Many of our friends from the places we lived in the past still don’t know that we’re not active. I’m sure it will trickle out slowly. Sometimes I’m tempted to make a public (Facebook or blog entry) announcement. I don’t like that anyone would apply the usual apostate stereotypes to us and I start feeling like I want to set the record straight. It’s both humorous and frustrating to me to think that most of our ward likely thinks we’re just lazy — while they charge ahead in the faith, completely unaware of the many ethical and historical issues with the Church they devote themselves to. Even those we’ve explained ourselves to (likely) just pity us and think we’ve been deceived. That’s hard to think about, too. But it is what it is. And we’ve been out long enough and moved on just enough that now, I don’t want to give it the kind of weight that a public announcement would hold. A year ago, this was all so huge. Now I just kind of think: “Huh? Oh, yeah. We’re not Mormon anymore. That’s old news.”
It’s not entirely old news. We are still being chiseled at by some loved ones – sometimes a text or an email from them can set us off for a day or two, reviving all the anger and frustration. I’ve begun to distance myself from the sources of conflict – meaning I’ve left certain online groups and limited my exposure and participation in discussions. I’m tired of the negativity and I’m more and more ready to move on.

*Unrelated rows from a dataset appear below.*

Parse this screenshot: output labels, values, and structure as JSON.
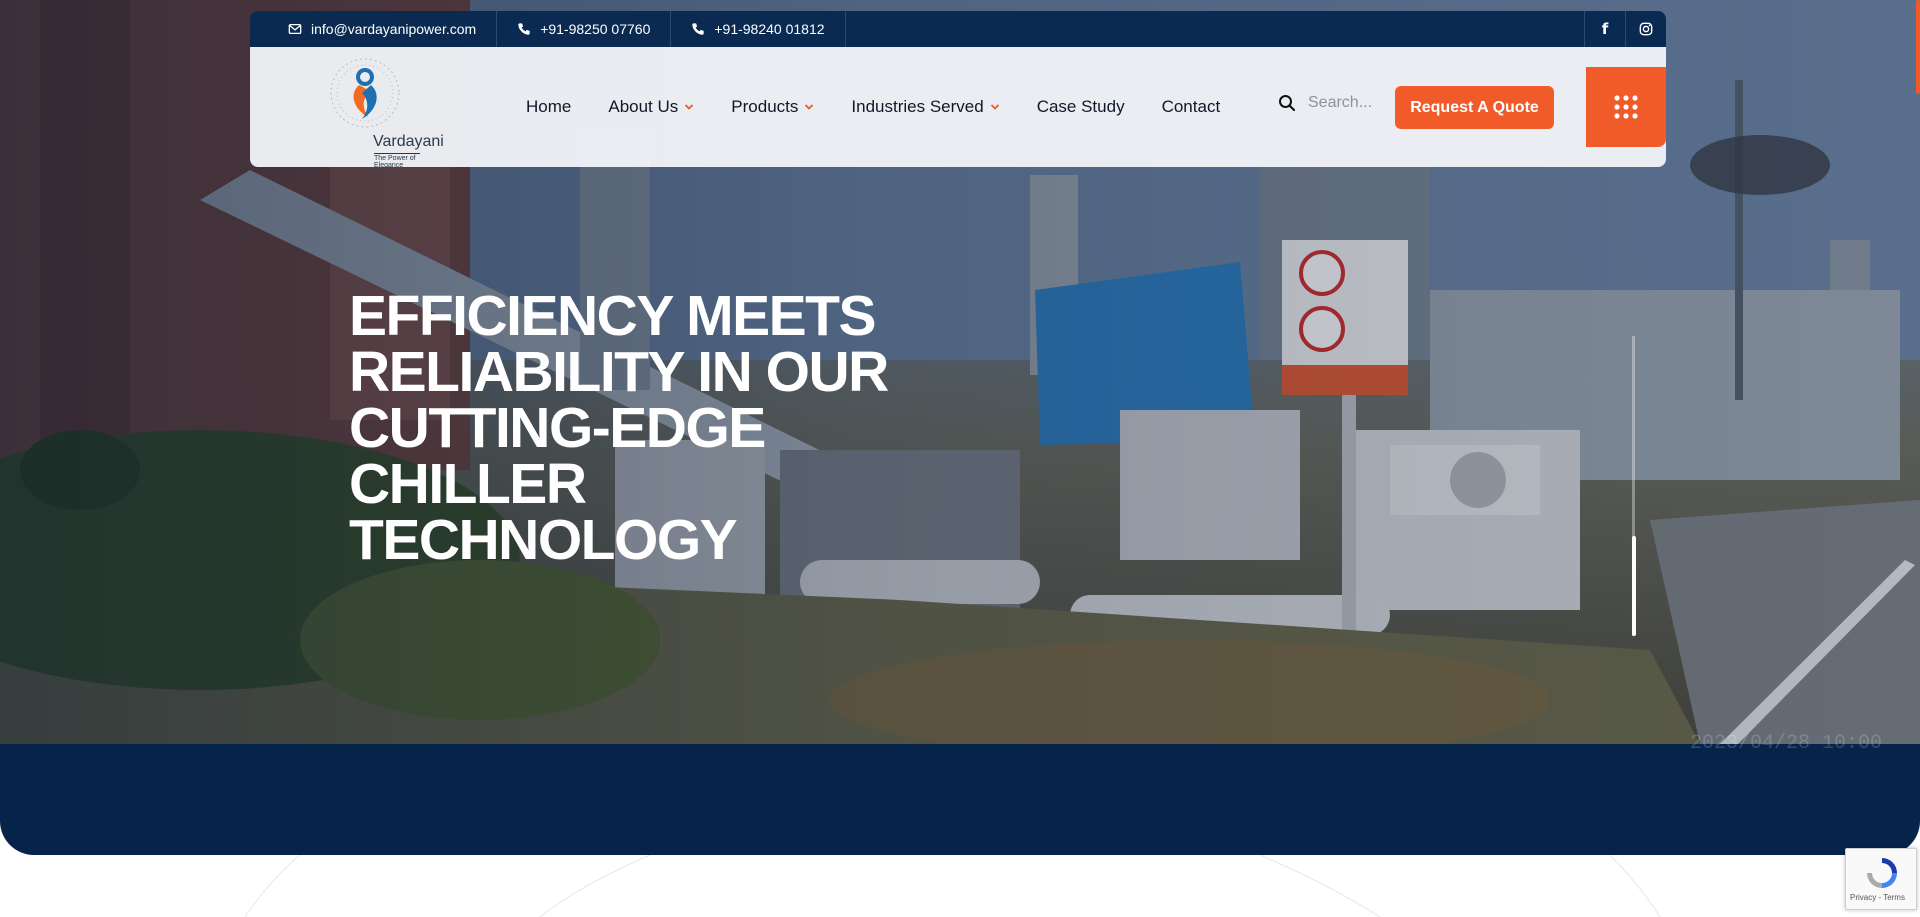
{
  "topbar": {
    "email": "info@vardayanipower.com",
    "phone_1": "+91-98250 07760",
    "phone_2": "+91-98240 01812",
    "social": [
      "facebook-icon",
      "instagram-icon"
    ]
  },
  "brand": {
    "name": "Vardayani",
    "tagline": "The Power of Elegance"
  },
  "nav": {
    "items": [
      {
        "label": "Home",
        "dropdown": false
      },
      {
        "label": "About Us",
        "dropdown": true
      },
      {
        "label": "Products",
        "dropdown": true
      },
      {
        "label": "Industries Served",
        "dropdown": true
      },
      {
        "label": "Case Study",
        "dropdown": false
      },
      {
        "label": "Contact",
        "dropdown": false
      }
    ],
    "search_placeholder": "Search...",
    "quote_label": "Request A Quote"
  },
  "hero": {
    "title": "EFFICIENCY MEETS\nRELIABILITY IN OUR\nCUTTING-EDGE\nCHILLER\nTECHNOLOGY",
    "photo_stamp": "2023/04/28 10:00"
  },
  "recaptcha": {
    "text": "Privacy - Terms"
  },
  "colors": {
    "navy": "#0b2a52",
    "hero_bottom": "#06234a",
    "accent": "#f15a29"
  }
}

Justin’s not quite ready to have his name removed. I would do it in a heartbeat, but I want us to be unified in it. I’m very much looking forward to being unattached from The Church of Jesus Christ of Latter-day Saints. I’m eager to “put my money where my mouth is.” I’ve come a long way in this process and I think I’m in a pretty healthy place with it, but I’ll be grateful for that closure.
Hi Sarah, I’m amazed at the similarity of your experience and feelings you and Justin have had in the journey of “doubt” as with mine and I’m sure we are not alone, it’s just that we feel alone by not being comfortable to share our thoughts with others. Thank you for sharing your story. I hope I can share mine in this forum. It’s finding the time and motivation to do so, but I’m encouraged by people like yourselves.